I object to the use of “usage” when it’s used in place of “use”. There’s nothing wrong with using “use”. It’s been in use for a long time and I’m used to it. It isn’t that “usage” isn’t useful, I simply have no use for its current usage. The use of “usage” should be consistent with good usage. I prefer to say “My use of the internet” rather than “My usage”. If I meant it collectively, I might say “The Philippine usage of the internet” but, so far, I haven’t meant that.
And as I’m using space on “usage”, I’ll use some more on “utilize”. Using “utilize” instead of utilizing “use” is one of those attempts to make things sound more important than they really are. Sports announcers and commentators do that all the time. They imply big words incorrectly.
“He’s not utilizing all his skills!”
They don’t understand that an athlete does not “utilize” his skills. He “uses” them. The coach “utilizes” his players while the players “use” their skills.
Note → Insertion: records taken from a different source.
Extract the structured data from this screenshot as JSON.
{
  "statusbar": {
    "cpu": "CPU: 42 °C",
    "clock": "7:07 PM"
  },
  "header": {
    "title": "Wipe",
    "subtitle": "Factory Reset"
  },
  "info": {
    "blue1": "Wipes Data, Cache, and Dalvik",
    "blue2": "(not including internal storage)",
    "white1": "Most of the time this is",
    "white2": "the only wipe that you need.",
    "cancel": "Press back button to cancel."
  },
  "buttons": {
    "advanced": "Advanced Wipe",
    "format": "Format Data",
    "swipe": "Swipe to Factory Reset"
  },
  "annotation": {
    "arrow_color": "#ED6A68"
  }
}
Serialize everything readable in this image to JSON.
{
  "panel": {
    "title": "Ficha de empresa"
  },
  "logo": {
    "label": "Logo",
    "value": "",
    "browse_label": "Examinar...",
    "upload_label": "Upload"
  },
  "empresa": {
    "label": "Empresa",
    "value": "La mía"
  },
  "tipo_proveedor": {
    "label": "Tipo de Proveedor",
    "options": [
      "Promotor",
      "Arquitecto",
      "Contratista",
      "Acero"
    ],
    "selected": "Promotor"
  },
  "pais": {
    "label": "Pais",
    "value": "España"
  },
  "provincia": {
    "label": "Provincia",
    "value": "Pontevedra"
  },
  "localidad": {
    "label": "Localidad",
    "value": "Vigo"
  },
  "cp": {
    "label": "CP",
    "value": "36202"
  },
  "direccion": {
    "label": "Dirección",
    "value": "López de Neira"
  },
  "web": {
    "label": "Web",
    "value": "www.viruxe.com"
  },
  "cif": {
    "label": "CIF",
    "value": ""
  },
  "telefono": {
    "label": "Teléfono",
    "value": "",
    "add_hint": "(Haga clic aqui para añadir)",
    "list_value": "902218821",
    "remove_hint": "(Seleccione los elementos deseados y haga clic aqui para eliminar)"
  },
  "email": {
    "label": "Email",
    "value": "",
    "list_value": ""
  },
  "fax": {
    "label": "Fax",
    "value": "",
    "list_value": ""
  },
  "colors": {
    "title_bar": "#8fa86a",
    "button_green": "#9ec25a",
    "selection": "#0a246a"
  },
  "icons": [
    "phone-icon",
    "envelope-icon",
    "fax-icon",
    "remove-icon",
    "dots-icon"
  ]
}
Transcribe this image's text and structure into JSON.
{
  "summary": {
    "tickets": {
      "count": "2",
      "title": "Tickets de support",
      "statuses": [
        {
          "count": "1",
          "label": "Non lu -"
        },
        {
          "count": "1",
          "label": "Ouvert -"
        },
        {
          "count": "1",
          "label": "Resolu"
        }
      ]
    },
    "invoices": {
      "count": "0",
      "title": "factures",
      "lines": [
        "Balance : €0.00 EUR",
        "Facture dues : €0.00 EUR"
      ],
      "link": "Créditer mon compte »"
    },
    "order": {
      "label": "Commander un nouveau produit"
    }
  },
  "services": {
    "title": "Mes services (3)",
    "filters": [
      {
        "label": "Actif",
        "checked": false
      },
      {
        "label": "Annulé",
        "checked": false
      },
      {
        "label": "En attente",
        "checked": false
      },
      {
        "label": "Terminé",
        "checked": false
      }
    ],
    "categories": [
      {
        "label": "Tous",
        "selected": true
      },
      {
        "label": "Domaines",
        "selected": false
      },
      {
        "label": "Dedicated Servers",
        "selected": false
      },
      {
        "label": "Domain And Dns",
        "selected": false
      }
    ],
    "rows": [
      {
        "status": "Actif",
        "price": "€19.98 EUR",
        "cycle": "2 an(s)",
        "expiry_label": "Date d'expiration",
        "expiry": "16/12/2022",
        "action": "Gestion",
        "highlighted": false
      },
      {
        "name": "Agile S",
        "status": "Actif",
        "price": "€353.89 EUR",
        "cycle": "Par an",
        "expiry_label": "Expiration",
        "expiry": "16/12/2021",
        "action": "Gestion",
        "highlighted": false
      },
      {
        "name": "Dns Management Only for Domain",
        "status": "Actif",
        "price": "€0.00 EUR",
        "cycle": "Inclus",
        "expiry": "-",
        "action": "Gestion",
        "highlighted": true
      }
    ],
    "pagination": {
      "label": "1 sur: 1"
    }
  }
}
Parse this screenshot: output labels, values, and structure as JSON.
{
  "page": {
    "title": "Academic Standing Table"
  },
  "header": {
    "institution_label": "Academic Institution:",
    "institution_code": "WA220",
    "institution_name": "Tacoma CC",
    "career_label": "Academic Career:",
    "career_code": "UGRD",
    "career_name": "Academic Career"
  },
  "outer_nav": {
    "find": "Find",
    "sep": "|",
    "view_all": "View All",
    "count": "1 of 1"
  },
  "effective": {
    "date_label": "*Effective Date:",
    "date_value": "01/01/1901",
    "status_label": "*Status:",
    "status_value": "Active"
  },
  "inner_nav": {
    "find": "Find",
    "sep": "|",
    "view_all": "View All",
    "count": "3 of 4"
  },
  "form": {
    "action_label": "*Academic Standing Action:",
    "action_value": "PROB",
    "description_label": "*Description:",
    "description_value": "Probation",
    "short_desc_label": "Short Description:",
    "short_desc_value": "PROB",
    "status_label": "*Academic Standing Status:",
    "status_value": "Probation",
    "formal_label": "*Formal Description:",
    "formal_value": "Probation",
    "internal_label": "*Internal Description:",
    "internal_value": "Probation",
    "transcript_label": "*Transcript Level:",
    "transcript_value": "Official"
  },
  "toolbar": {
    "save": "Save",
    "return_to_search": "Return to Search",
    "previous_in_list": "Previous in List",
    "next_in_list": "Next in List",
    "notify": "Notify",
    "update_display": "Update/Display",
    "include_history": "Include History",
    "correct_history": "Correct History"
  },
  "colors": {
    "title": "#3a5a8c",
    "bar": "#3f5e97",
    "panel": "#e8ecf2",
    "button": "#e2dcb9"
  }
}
Don’t use “utilize” when you should be utilizing “use”.
Another sports announcing crime is the use of the word “differential” when they mean “difference”. For example,
“There was a 12-point differential at half-time.”
No. Sorry. It was a 12-point “difference” at half-time. Differential is a mechanical or a mathematical term, and by mathematical I don’t mean San Antonio Spurs 55, Indiana Pacers 43. “Difference” and “differential” are different.
Go Spurs Go!
It also annoys me that people sometimes claim to see a “linkage” when they actually see a “link”. I think “link” is fine. “Linkage” reminds me of a car’s transmission. In fact, my car’s linkage is located somewhere near the differential.
“Stoppage” is another troublesome word. The most frequently heard euphemism for a labor strike is “work stoppage”. Apparently, labor strike sounded too Marxist for the locals. “Stoppage” sounds like an obstructed bowel and stoppage is much too close to sewage for my comfort.
“Usage”, “linkage”, and “stoppage” remind me of “outage”. “Outage” sounds like something is done when a gay person’s identity is revealed. But actually, its most frequent use inscribing a loss of electricity. A “power outage”. We used to say “power failure” but I guess my countrymen do not want to admit failure, even when it manifests.
Regardless, we ought to find better way to answer the question “What happened to the lights?”
By the way, I recently heard the following sentence in a local news report:
“Because of the tropical storm, about a thousand families are without power.”
And I thought, “Gee, when you think about it, about 93 million people in The Philippines are without power. They just aren’t aware of it.”